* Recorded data
------------
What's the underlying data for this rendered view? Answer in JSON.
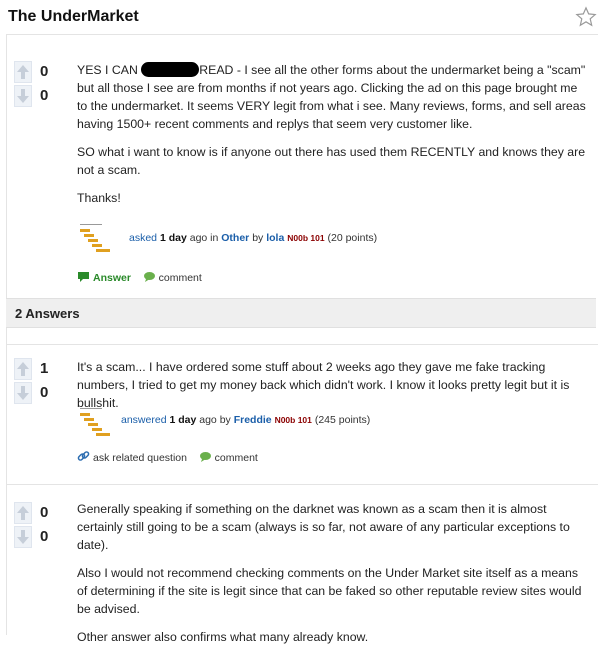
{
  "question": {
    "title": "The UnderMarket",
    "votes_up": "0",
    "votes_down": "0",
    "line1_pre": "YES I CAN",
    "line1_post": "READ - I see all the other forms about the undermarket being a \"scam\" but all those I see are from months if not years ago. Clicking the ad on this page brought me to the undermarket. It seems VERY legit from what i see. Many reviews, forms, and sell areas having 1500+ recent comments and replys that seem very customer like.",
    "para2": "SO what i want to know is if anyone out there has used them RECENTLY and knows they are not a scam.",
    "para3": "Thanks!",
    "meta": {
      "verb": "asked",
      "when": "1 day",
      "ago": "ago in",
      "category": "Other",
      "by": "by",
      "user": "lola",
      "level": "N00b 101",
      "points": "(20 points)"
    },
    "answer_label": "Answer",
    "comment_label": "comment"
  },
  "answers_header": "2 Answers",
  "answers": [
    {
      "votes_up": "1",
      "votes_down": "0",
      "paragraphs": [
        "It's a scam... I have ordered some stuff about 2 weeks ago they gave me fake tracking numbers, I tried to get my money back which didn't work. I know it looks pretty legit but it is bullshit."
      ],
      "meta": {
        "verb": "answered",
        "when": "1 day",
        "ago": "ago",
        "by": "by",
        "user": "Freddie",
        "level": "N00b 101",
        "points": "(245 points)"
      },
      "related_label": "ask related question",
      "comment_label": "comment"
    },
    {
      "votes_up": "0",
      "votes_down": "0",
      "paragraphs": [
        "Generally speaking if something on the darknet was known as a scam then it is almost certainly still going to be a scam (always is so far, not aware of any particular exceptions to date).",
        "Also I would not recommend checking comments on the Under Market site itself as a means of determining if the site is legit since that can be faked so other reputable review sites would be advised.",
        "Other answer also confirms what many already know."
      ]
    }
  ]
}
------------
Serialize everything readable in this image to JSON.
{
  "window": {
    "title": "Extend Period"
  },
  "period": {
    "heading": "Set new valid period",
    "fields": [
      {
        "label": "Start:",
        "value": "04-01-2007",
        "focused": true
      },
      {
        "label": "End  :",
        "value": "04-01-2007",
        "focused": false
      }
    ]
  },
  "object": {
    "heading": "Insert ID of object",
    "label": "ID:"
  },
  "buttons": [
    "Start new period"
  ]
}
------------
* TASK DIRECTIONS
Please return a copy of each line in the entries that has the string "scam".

* TASK ANSWER
    "line1_post": "READ - I see all the other forms about the undermarket being a \"scam\" but all those I see are from months if not years ago. Clicking the ad on this page brought me to the undermarket. It seems VERY legit from what i see. Many reviews, forms, and sell areas having 1500+ recent comments and replys that seem very customer like.",
    "para2": "SO what i want to know is if anyone out there has used them RECENTLY and knows they are not a scam.",
        "It's a scam... I have ordered some stuff about 2 weeks ago they gave me fake tracking numbers, I tried to get my money back which didn't work. I know it looks pretty legit but it is bullshit."
        "Generally speaking if something on the darknet was known as a scam then it is almost certainly still going to be a scam (always is so far, not aware of any particular exceptions to date).",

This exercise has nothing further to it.